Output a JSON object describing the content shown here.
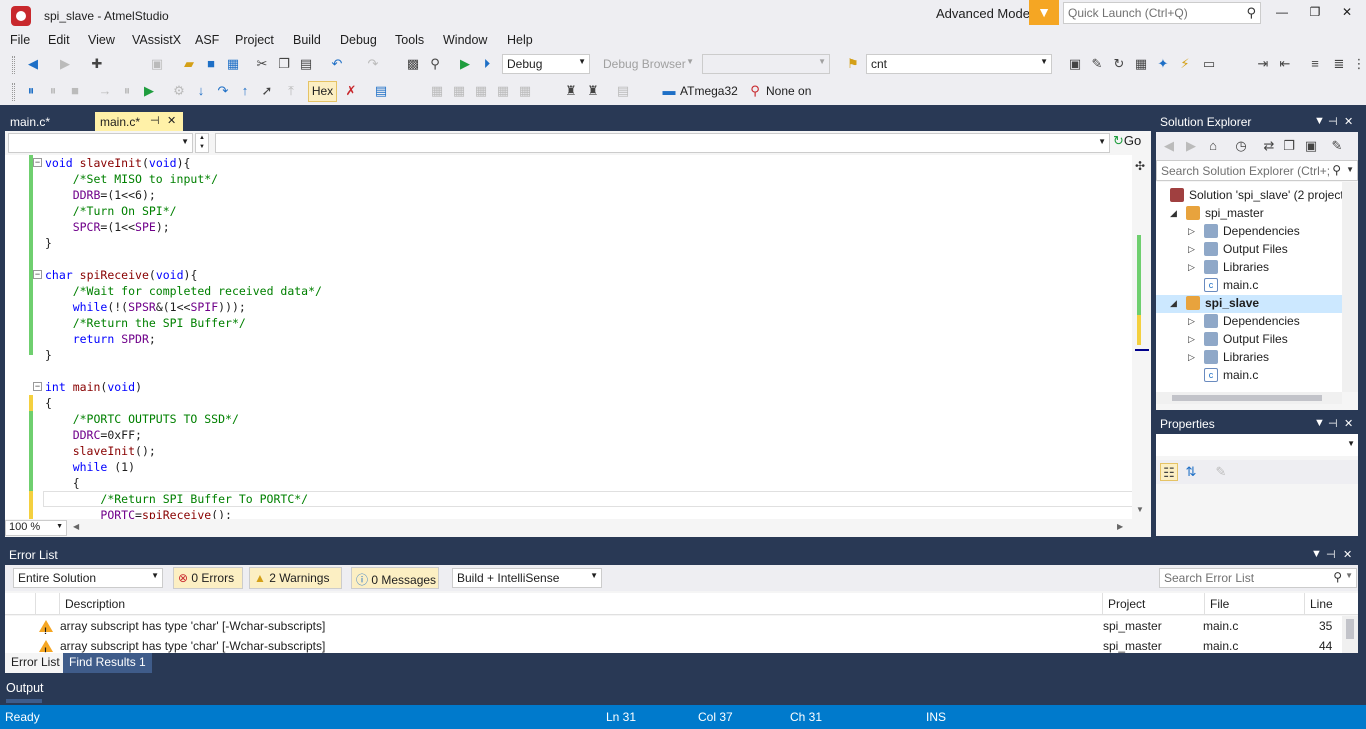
{
  "window": {
    "title": "spi_slave - AtmelStudio",
    "mode_label": "Advanced Mode",
    "quick_launch_placeholder": "Quick Launch (Ctrl+Q)"
  },
  "menu": [
    "File",
    "Edit",
    "View",
    "VAssistX",
    "ASF",
    "Project",
    "Build",
    "Debug",
    "Tools",
    "Window",
    "Help"
  ],
  "toolbar1": {
    "config": "Debug",
    "debug_browser": "Debug Browser",
    "find": "cnt"
  },
  "toolbar2": {
    "hex_label": "Hex",
    "device": "ATmega32",
    "tool": "None on"
  },
  "tabs": [
    {
      "label": "main.c*"
    },
    {
      "label": "main.c*"
    }
  ],
  "nav": {
    "go_label": "Go"
  },
  "code_lines": [
    [
      {
        "t": "void",
        "c": "kw"
      },
      {
        "t": " "
      },
      {
        "t": "slaveInit",
        "c": "fn"
      },
      {
        "t": "("
      },
      {
        "t": "void",
        "c": "kw"
      },
      {
        "t": "){"
      }
    ],
    [
      {
        "t": "    "
      },
      {
        "t": "/*Set MISO to input*/",
        "c": "cm"
      }
    ],
    [
      {
        "t": "    "
      },
      {
        "t": "DDRB",
        "c": "mc"
      },
      {
        "t": "=(1<<"
      },
      {
        "t": "6",
        "c": ""
      },
      {
        "t": ");"
      }
    ],
    [
      {
        "t": "    "
      },
      {
        "t": "/*Turn On SPI*/",
        "c": "cm"
      }
    ],
    [
      {
        "t": "    "
      },
      {
        "t": "SPCR",
        "c": "mc"
      },
      {
        "t": "=(1<<"
      },
      {
        "t": "SPE",
        "c": "mc"
      },
      {
        "t": ");"
      }
    ],
    [
      {
        "t": "}"
      }
    ],
    [
      {
        "t": ""
      }
    ],
    [
      {
        "t": "char",
        "c": "kw"
      },
      {
        "t": " "
      },
      {
        "t": "spiReceive",
        "c": "fn"
      },
      {
        "t": "("
      },
      {
        "t": "void",
        "c": "kw"
      },
      {
        "t": "){"
      }
    ],
    [
      {
        "t": "    "
      },
      {
        "t": "/*Wait for completed received data*/",
        "c": "cm"
      }
    ],
    [
      {
        "t": "    "
      },
      {
        "t": "while",
        "c": "kw"
      },
      {
        "t": "(!("
      },
      {
        "t": "SPSR",
        "c": "mc"
      },
      {
        "t": "&(1<<"
      },
      {
        "t": "SPIF",
        "c": "mc"
      },
      {
        "t": ")));"
      }
    ],
    [
      {
        "t": "    "
      },
      {
        "t": "/*Return the SPI Buffer*/",
        "c": "cm"
      }
    ],
    [
      {
        "t": "    "
      },
      {
        "t": "return",
        "c": "kw"
      },
      {
        "t": " "
      },
      {
        "t": "SPDR",
        "c": "mc"
      },
      {
        "t": ";"
      }
    ],
    [
      {
        "t": "}"
      }
    ],
    [
      {
        "t": ""
      }
    ],
    [
      {
        "t": "int",
        "c": "kw"
      },
      {
        "t": " "
      },
      {
        "t": "main",
        "c": "fn"
      },
      {
        "t": "("
      },
      {
        "t": "void",
        "c": "kw"
      },
      {
        "t": ")"
      }
    ],
    [
      {
        "t": "{"
      }
    ],
    [
      {
        "t": "    "
      },
      {
        "t": "/*PORTC OUTPUTS TO SSD*/",
        "c": "cm"
      }
    ],
    [
      {
        "t": "    "
      },
      {
        "t": "DDRC",
        "c": "mc"
      },
      {
        "t": "=0xFF;"
      }
    ],
    [
      {
        "t": "    "
      },
      {
        "t": "slaveInit",
        "c": "fn"
      },
      {
        "t": "();"
      }
    ],
    [
      {
        "t": "    "
      },
      {
        "t": "while",
        "c": "kw"
      },
      {
        "t": " (1)"
      }
    ],
    [
      {
        "t": "    {"
      }
    ],
    [
      {
        "t": "        "
      },
      {
        "t": "/*Return SPI Buffer To PORTC*/",
        "c": "cm"
      }
    ],
    [
      {
        "t": "        "
      },
      {
        "t": "PORTC",
        "c": "mc"
      },
      {
        "t": "="
      },
      {
        "t": "spiReceive",
        "c": "fn"
      },
      {
        "t": "();"
      }
    ]
  ],
  "editor": {
    "zoom": "100 %"
  },
  "solution_explorer": {
    "title": "Solution Explorer",
    "search_placeholder": "Search Solution Explorer (Ctrl+;",
    "tree": [
      {
        "label": "Solution 'spi_slave' (2 project",
        "level": 0,
        "expander": "",
        "icon": "solution",
        "bold": false
      },
      {
        "label": "spi_master",
        "level": 1,
        "expander": "◢",
        "icon": "project",
        "bold": false
      },
      {
        "label": "Dependencies",
        "level": 2,
        "expander": "▷",
        "icon": "folder",
        "bold": false
      },
      {
        "label": "Output Files",
        "level": 2,
        "expander": "▷",
        "icon": "folder",
        "bold": false
      },
      {
        "label": "Libraries",
        "level": 2,
        "expander": "▷",
        "icon": "folder",
        "bold": false
      },
      {
        "label": "main.c",
        "level": 2,
        "expander": "",
        "icon": "cfile",
        "bold": false
      },
      {
        "label": "spi_slave",
        "level": 1,
        "expander": "◢",
        "icon": "project",
        "bold": true
      },
      {
        "label": "Dependencies",
        "level": 2,
        "expander": "▷",
        "icon": "folder",
        "bold": false
      },
      {
        "label": "Output Files",
        "level": 2,
        "expander": "▷",
        "icon": "folder",
        "bold": false
      },
      {
        "label": "Libraries",
        "level": 2,
        "expander": "▷",
        "icon": "folder",
        "bold": false
      },
      {
        "label": "main.c",
        "level": 2,
        "expander": "",
        "icon": "cfile",
        "bold": false
      }
    ]
  },
  "properties": {
    "title": "Properties"
  },
  "error_list": {
    "title": "Error List",
    "scope": "Entire Solution",
    "errors": "0 Errors",
    "warnings": "2 Warnings",
    "messages": "0 Messages",
    "source": "Build + IntelliSense",
    "search_placeholder": "Search Error List",
    "columns": [
      "Description",
      "Project",
      "File",
      "Line"
    ],
    "rows": [
      {
        "description": "array subscript has type 'char' [-Wchar-subscripts]",
        "project": "spi_master",
        "file": "main.c",
        "line": "35"
      },
      {
        "description": "array subscript has type 'char' [-Wchar-subscripts]",
        "project": "spi_master",
        "file": "main.c",
        "line": "44"
      }
    ],
    "tabs": [
      "Error List",
      "Find Results 1"
    ]
  },
  "output_tab": "Output",
  "status": {
    "state": "Ready",
    "ln": "Ln 31",
    "col": "Col 37",
    "ch": "Ch 31",
    "ins": "INS"
  },
  "colors": {
    "chrome": "#eeeef2",
    "frame": "#293955",
    "accent": "#007acc",
    "tab_active": "#fff1a8",
    "warning": "#f5a623"
  }
}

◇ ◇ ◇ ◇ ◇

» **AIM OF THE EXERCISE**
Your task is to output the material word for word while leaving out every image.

» **WORKED SOLUTION**
Output a JSON object describing the content shown here.
{
  "window": {
    "title": "spi_slave - AtmelStudio",
    "mode_label": "Advanced Mode",
    "quick_launch_placeholder": "Quick Launch (Ctrl+Q)"
  },
  "menu": [
    "File",
    "Edit",
    "View",
    "VAssistX",
    "ASF",
    "Project",
    "Build",
    "Debug",
    "Tools",
    "Window",
    "Help"
  ],
  "toolbar1": {
    "config": "Debug",
    "debug_browser": "Debug Browser",
    "find": "cnt"
  },
  "toolbar2": {
    "hex_label": "Hex",
    "device": "ATmega32",
    "tool": "None on"
  },
  "tabs": [
    {
      "label": "main.c*"
    },
    {
      "label": "main.c*"
    }
  ],
  "nav": {
    "go_label": "Go"
  },
  "code_lines": [
    [
      {
        "t": "void",
        "c": "kw"
      },
      {
        "t": " "
      },
      {
        "t": "slaveInit",
        "c": "fn"
      },
      {
        "t": "("
      },
      {
        "t": "void",
        "c": "kw"
      },
      {
        "t": "){"
      }
    ],
    [
      {
        "t": "    "
      },
      {
        "t": "/*Set MISO to input*/",
        "c": "cm"
      }
    ],
    [
      {
        "t": "    "
      },
      {
        "t": "DDRB",
        "c": "mc"
      },
      {
        "t": "=(1<<"
      },
      {
        "t": "6",
        "c": ""
      },
      {
        "t": ");"
      }
    ],
    [
      {
        "t": "    "
      },
      {
        "t": "/*Turn On SPI*/",
        "c": "cm"
      }
    ],
    [
      {
        "t": "    "
      },
      {
        "t": "SPCR",
        "c": "mc"
      },
      {
        "t": "=(1<<"
      },
      {
        "t": "SPE",
        "c": "mc"
      },
      {
        "t": ");"
      }
    ],
    [
      {
        "t": "}"
      }
    ],
    [
      {
        "t": ""
      }
    ],
    [
      {
        "t": "char",
        "c": "kw"
      },
      {
        "t": " "
      },
      {
        "t": "spiReceive",
        "c": "fn"
      },
      {
        "t": "("
      },
      {
        "t": "void",
        "c": "kw"
      },
      {
        "t": "){"
      }
    ],
    [
      {
        "t": "    "
      },
      {
        "t": "/*Wait for completed received data*/",
        "c": "cm"
      }
    ],
    [
      {
        "t": "    "
      },
      {
        "t": "while",
        "c": "kw"
      },
      {
        "t": "(!("
      },
      {
        "t": "SPSR",
        "c": "mc"
      },
      {
        "t": "&(1<<"
      },
      {
        "t": "SPIF",
        "c": "mc"
      },
      {
        "t": ")));"
      }
    ],
    [
      {
        "t": "    "
      },
      {
        "t": "/*Return the SPI Buffer*/",
        "c": "cm"
      }
    ],
    [
      {
        "t": "    "
      },
      {
        "t": "return",
        "c": "kw"
      },
      {
        "t": " "
      },
      {
        "t": "SPDR",
        "c": "mc"
      },
      {
        "t": ";"
      }
    ],
    [
      {
        "t": "}"
      }
    ],
    [
      {
        "t": ""
      }
    ],
    [
      {
        "t": "int",
        "c": "kw"
      },
      {
        "t": " "
      },
      {
        "t": "main",
        "c": "fn"
      },
      {
        "t": "("
      },
      {
        "t": "void",
        "c": "kw"
      },
      {
        "t": ")"
      }
    ],
    [
      {
        "t": "{"
      }
    ],
    [
      {
        "t": "    "
      },
      {
        "t": "/*PORTC OUTPUTS TO SSD*/",
        "c": "cm"
      }
    ],
    [
      {
        "t": "    "
      },
      {
        "t": "DDRC",
        "c": "mc"
      },
      {
        "t": "=0xFF;"
      }
    ],
    [
      {
        "t": "    "
      },
      {
        "t": "slaveInit",
        "c": "fn"
      },
      {
        "t": "();"
      }
    ],
    [
      {
        "t": "    "
      },
      {
        "t": "while",
        "c": "kw"
      },
      {
        "t": " (1)"
      }
    ],
    [
      {
        "t": "    {"
      }
    ],
    [
      {
        "t": "        "
      },
      {
        "t": "/*Return SPI Buffer To PORTC*/",
        "c": "cm"
      }
    ],
    [
      {
        "t": "        "
      },
      {
        "t": "PORTC",
        "c": "mc"
      },
      {
        "t": "="
      },
      {
        "t": "spiReceive",
        "c": "fn"
      },
      {
        "t": "();"
      }
    ]
  ],
  "editor": {
    "zoom": "100 %"
  },
  "solution_explorer": {
    "title": "Solution Explorer",
    "search_placeholder": "Search Solution Explorer (Ctrl+;",
    "tree": [
      {
        "label": "Solution 'spi_slave' (2 project",
        "level": 0,
        "expander": "",
        "icon": "solution",
        "bold": false
      },
      {
        "label": "spi_master",
        "level": 1,
        "expander": "◢",
        "icon": "project",
        "bold": false
      },
      {
        "label": "Dependencies",
        "level": 2,
        "expander": "▷",
        "icon": "folder",
        "bold": false
      },
      {
        "label": "Output Files",
        "level": 2,
        "expander": "▷",
        "icon": "folder",
        "bold": false
      },
      {
        "label": "Libraries",
        "level": 2,
        "expander": "▷",
        "icon": "folder",
        "bold": false
      },
      {
        "label": "main.c",
        "level": 2,
        "expander": "",
        "icon": "cfile",
        "bold": false
      },
      {
        "label": "spi_slave",
        "level": 1,
        "expander": "◢",
        "icon": "project",
        "bold": true
      },
      {
        "label": "Dependencies",
        "level": 2,
        "expander": "▷",
        "icon": "folder",
        "bold": false
      },
      {
        "label": "Output Files",
        "level": 2,
        "expander": "▷",
        "icon": "folder",
        "bold": false
      },
      {
        "label": "Libraries",
        "level": 2,
        "expander": "▷",
        "icon": "folder",
        "bold": false
      },
      {
        "label": "main.c",
        "level": 2,
        "expander": "",
        "icon": "cfile",
        "bold": false
      }
    ]
  },
  "properties": {
    "title": "Properties"
  },
  "error_list": {
    "title": "Error List",
    "scope": "Entire Solution",
    "errors": "0 Errors",
    "warnings": "2 Warnings",
    "messages": "0 Messages",
    "source": "Build + IntelliSense",
    "search_placeholder": "Search Error List",
    "columns": [
      "Description",
      "Project",
      "File",
      "Line"
    ],
    "rows": [
      {
        "description": "array subscript has type 'char' [-Wchar-subscripts]",
        "project": "spi_master",
        "file": "main.c",
        "line": "35"
      },
      {
        "description": "array subscript has type 'char' [-Wchar-subscripts]",
        "project": "spi_master",
        "file": "main.c",
        "line": "44"
      }
    ],
    "tabs": [
      "Error List",
      "Find Results 1"
    ]
  },
  "output_tab": "Output",
  "status": {
    "state": "Ready",
    "ln": "Ln 31",
    "col": "Col 37",
    "ch": "Ch 31",
    "ins": "INS"
  },
  "colors": {
    "chrome": "#eeeef2",
    "frame": "#293955",
    "accent": "#007acc",
    "tab_active": "#fff1a8",
    "warning": "#f5a623"
  }
}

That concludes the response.